** Opening Provided material block **

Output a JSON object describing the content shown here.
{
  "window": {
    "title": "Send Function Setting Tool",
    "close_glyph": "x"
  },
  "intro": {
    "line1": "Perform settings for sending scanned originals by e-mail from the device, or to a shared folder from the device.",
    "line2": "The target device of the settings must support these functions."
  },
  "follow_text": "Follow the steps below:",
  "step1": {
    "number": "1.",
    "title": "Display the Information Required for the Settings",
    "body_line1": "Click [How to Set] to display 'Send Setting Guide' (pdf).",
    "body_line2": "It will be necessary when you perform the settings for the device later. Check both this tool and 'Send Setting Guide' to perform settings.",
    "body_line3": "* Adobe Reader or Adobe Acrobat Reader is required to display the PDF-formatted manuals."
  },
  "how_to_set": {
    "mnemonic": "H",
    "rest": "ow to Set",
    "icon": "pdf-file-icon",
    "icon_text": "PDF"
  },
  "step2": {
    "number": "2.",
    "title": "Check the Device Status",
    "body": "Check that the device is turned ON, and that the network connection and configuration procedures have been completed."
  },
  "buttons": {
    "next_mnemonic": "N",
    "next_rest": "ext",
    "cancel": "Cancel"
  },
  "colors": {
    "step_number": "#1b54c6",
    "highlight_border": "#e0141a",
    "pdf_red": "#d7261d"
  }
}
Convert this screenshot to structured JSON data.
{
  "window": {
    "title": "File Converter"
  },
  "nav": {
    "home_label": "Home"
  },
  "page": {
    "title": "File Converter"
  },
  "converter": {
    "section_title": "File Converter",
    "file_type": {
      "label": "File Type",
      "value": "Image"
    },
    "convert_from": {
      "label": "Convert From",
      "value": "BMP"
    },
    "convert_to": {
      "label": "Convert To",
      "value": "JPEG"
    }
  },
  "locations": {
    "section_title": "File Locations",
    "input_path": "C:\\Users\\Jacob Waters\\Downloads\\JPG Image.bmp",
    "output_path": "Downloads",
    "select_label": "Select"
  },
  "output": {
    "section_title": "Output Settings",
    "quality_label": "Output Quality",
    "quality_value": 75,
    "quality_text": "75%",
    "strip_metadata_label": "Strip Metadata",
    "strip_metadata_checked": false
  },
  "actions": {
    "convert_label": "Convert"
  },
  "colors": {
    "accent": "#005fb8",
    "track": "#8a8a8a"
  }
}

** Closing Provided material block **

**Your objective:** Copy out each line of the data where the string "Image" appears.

**Problem solution:**
      "value": "Image"
    "input_path": "C:\\Users\\Jacob Waters\\Downloads\\JPG Image.bmp",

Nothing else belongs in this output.